Journey into the Cell
Adventure of a Cell
Water, Water Everywhere
The Adventure of Mel the Cell
Inside a Cell
Elmo and Dorothy Explore the Cell
Rudolph the Rappin’ Raindrop
Peace (in pictures),
(thanks to Donna for some information and I updated my movie)
My students are in the midst of creating digital picture books around a scientific theme. We are using Powerpoint in order to move beyond the flat page and include animation, audio and even video. The audience for the books are first through fourth graders and we will publish in a variety of formats. The kids are just loving it and are fully engaged in their projects!
As usual, as they work, so do I, and I have been writing and creating my own picture book story about decomposition (sound familiar? This is also a term that my friend Paul Oh has proposed for digital writing — haha!) As I move along, I have been sharing my process with students so they can see how I work.
Here is a video version of my book and it loses all of its animation in this version:
Download: Posted by dogtrax at TeacherTube.com.
And here is a link to the actual Powerpoint file (click on the picture):
Peace (in pictures),
My wife and I are trying something new this year — we are working together to offer two week-long Claymation Summer Camps for kids at her vocational high school. This is a new partnership between our Western Massachusetts Writing Project and her high school, and it is exciting. I stole this idea from my good friend, Tonya (she will recognize some of the information on our flier, as it comes from her flier).
Right now, I am in the midst of a claymation project with my sixth graders (in collaboration with second graders) and we will start filming any day now.
Here is a little movie I made for my Collaborative ABC Movie Project that shows some of the kids making their little clay creations. Some of them are very interesting and remain works in progress (I mean, clay creatures here, but I suppose I could be talking about my students, too).

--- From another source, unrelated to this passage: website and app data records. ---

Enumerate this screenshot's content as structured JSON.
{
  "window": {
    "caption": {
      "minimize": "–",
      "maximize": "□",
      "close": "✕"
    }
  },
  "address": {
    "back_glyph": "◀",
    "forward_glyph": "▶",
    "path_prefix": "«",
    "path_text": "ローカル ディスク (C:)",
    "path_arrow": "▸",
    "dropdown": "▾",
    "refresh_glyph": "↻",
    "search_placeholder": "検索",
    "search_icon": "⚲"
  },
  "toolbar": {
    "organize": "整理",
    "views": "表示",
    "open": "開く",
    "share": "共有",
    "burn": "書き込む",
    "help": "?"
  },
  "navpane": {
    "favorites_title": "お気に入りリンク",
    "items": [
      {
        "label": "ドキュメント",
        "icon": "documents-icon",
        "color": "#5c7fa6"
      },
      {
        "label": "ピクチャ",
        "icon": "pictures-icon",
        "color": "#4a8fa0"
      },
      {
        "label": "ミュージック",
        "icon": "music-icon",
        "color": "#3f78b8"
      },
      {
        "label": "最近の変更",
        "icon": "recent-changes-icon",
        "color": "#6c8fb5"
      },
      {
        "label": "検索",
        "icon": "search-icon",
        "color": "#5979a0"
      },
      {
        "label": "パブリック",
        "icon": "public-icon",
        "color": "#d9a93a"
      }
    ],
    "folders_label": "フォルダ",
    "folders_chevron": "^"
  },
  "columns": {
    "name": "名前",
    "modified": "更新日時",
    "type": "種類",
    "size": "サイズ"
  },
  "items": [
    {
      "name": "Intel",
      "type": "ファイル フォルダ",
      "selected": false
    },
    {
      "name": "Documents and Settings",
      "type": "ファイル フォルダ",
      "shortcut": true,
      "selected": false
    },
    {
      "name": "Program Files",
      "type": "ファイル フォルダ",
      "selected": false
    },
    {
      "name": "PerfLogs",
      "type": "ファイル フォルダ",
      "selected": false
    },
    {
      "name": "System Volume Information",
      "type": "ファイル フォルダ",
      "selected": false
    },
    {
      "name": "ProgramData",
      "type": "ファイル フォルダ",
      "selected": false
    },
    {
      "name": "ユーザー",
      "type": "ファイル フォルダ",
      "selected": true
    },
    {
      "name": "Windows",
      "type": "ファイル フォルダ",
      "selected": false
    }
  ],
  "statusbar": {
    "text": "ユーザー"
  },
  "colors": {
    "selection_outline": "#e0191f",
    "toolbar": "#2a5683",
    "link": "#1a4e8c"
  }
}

I am sharing this via TeacherTube, which now allows for embedding into Edublogs, which is very cool and a great alternative to YouTube and Google Vid.

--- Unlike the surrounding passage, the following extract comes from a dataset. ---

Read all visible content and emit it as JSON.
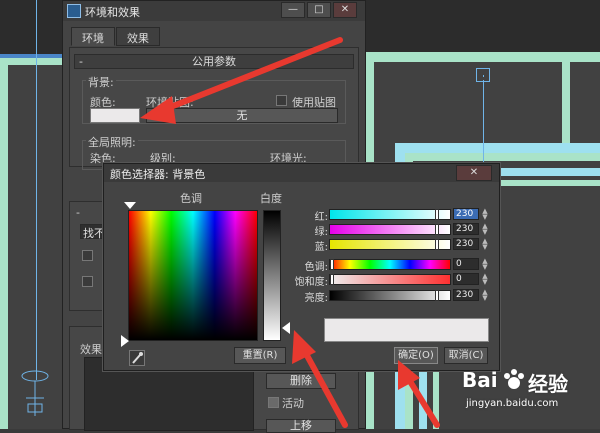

Download:Letter C – Powered by TeacherTube.com
Peace (with squishy parts),
My sixth graders have just completed a unit around poetry (ending with songwriting) and they had an option to submit a poem to an anthology that I pull together and distribute in our school (and online for parents). The poems were a combination of deep and thoughtful and fun and fanciful.
And here are some audio files of Poems for Two Voices from a few weeks ago:
Listen to the Student Voices:
Peace (in poetry),
This time of year is Quidditch Season at our school. About eight years ago, a student worked with the gym teacher to devise a version of the Harry Potter magical game for our sixth graders to play. There are about five different things going on the field at the same time and the sixth graders spend an entire day (this coming Wednesday) playing the other sixth grade classes in a Quidditch Tournament that lasts the entire school day. (My classroom’s team name this year is ARCTIC FROST)
(click on the illustration of the Quidditch field to go to Flickr and learn more about the game)
This week, I had them write poems celebrating the game or their team or some aspect of the game, and we had volunteers read their poems for a podcast.
Peace (on broomsticks, with quaffles, bludgers and snitches),
My classroom weblog site — The Electronic Pencil — was just chosen as the Site of the Week by TechLearning. Cool.
Name: The Electronic Pencil:
Here is what they said:
“This is an excellent example of teachers working together to communicate with students and parents by incorporating the use of technology. In addition to reviewing class work and projects, site visitors can find homework assignments, get an overview of projects for the year, and access the school’s Website. Hodgson reports that the blog has quickly become a place where students engage in authentic publication and learn lessons about digital literacy. Most importantly, these students are developing the sense of being members of a learning community.” — TechLearning
Peace (with pencils),